:: Exercise details ::
Every entry gets copied exactly. No images go into the copy.

-- Dataset excerpts follows --

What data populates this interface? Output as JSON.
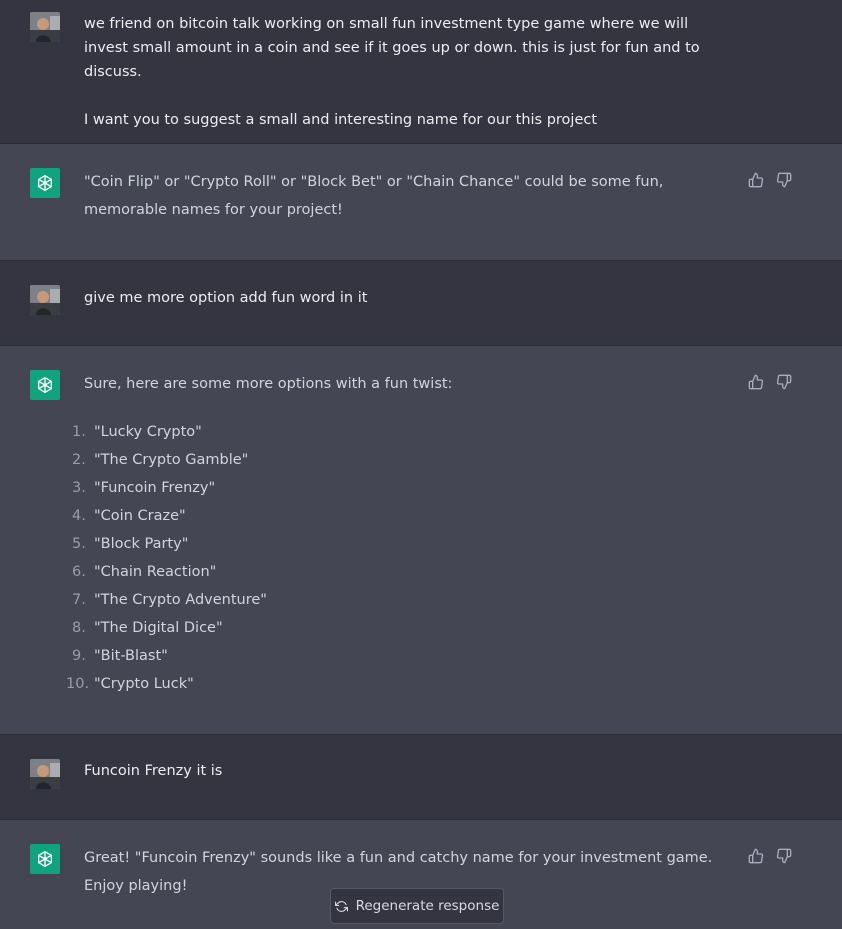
{
  "colors": {
    "user_bg": "#343541",
    "assistant_bg": "#444654",
    "bot_avatar": "#10a37f"
  },
  "icons": {
    "bot": "openai-logo-icon",
    "like": "thumbs-up-icon",
    "dislike": "thumbs-down-icon",
    "regenerate": "refresh-icon"
  },
  "messages": [
    {
      "role": "user",
      "paragraphs": [
        "we friend on bitcoin talk working on small fun investment type game where we will invest small amount in a coin and see if it goes up or down. this is just for fun and to discuss.",
        "I want you to suggest a small and interesting name for our this project"
      ]
    },
    {
      "role": "assistant",
      "text": "\"Coin Flip\" or \"Crypto Roll\" or \"Block Bet\" or \"Chain Chance\" could be some fun, memorable names for your project!"
    },
    {
      "role": "user",
      "text": "give me more option add fun word in it"
    },
    {
      "role": "assistant",
      "intro": "Sure, here are some more options with a fun twist:",
      "list": [
        {
          "num": "1.",
          "text": "\"Lucky Crypto\""
        },
        {
          "num": "2.",
          "text": "\"The Crypto Gamble\""
        },
        {
          "num": "3.",
          "text": "\"Funcoin Frenzy\""
        },
        {
          "num": "4.",
          "text": "\"Coin Craze\""
        },
        {
          "num": "5.",
          "text": "\"Block Party\""
        },
        {
          "num": "6.",
          "text": "\"Chain Reaction\""
        },
        {
          "num": "7.",
          "text": "\"The Crypto Adventure\""
        },
        {
          "num": "8.",
          "text": "\"The Digital Dice\""
        },
        {
          "num": "9.",
          "text": "\"Bit-Blast\""
        },
        {
          "num": "10.",
          "text": "\"Crypto Luck\""
        }
      ]
    },
    {
      "role": "user",
      "text": "Funcoin Frenzy it is"
    },
    {
      "role": "assistant",
      "text": "Great! \"Funcoin Frenzy\" sounds like a fun and catchy name for your investment game. Enjoy playing!"
    }
  ],
  "regenerate_label": "Regenerate response"
}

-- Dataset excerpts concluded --

:: Output for this task ::
What data populates this interface? Output as JSON.
{
  "colors": {
    "user_bg": "#343541",
    "assistant_bg": "#444654",
    "bot_avatar": "#10a37f"
  },
  "icons": {
    "bot": "openai-logo-icon",
    "like": "thumbs-up-icon",
    "dislike": "thumbs-down-icon",
    "regenerate": "refresh-icon"
  },
  "messages": [
    {
      "role": "user",
      "paragraphs": [
        "we friend on bitcoin talk working on small fun investment type game where we will invest small amount in a coin and see if it goes up or down. this is just for fun and to discuss.",
        "I want you to suggest a small and interesting name for our this project"
      ]
    },
    {
      "role": "assistant",
      "text": "\"Coin Flip\" or \"Crypto Roll\" or \"Block Bet\" or \"Chain Chance\" could be some fun, memorable names for your project!"
    },
    {
      "role": "user",
      "text": "give me more option add fun word in it"
    },
    {
      "role": "assistant",
      "intro": "Sure, here are some more options with a fun twist:",
      "list": [
        {
          "num": "1.",
          "text": "\"Lucky Crypto\""
        },
        {
          "num": "2.",
          "text": "\"The Crypto Gamble\""
        },
        {
          "num": "3.",
          "text": "\"Funcoin Frenzy\""
        },
        {
          "num": "4.",
          "text": "\"Coin Craze\""
        },
        {
          "num": "5.",
          "text": "\"Block Party\""
        },
        {
          "num": "6.",
          "text": "\"Chain Reaction\""
        },
        {
          "num": "7.",
          "text": "\"The Crypto Adventure\""
        },
        {
          "num": "8.",
          "text": "\"The Digital Dice\""
        },
        {
          "num": "9.",
          "text": "\"Bit-Blast\""
        },
        {
          "num": "10.",
          "text": "\"Crypto Luck\""
        }
      ]
    },
    {
      "role": "user",
      "text": "Funcoin Frenzy it is"
    },
    {
      "role": "assistant",
      "text": "Great! \"Funcoin Frenzy\" sounds like a fun and catchy name for your investment game. Enjoy playing!"
    }
  ],
  "regenerate_label": "Regenerate response"
}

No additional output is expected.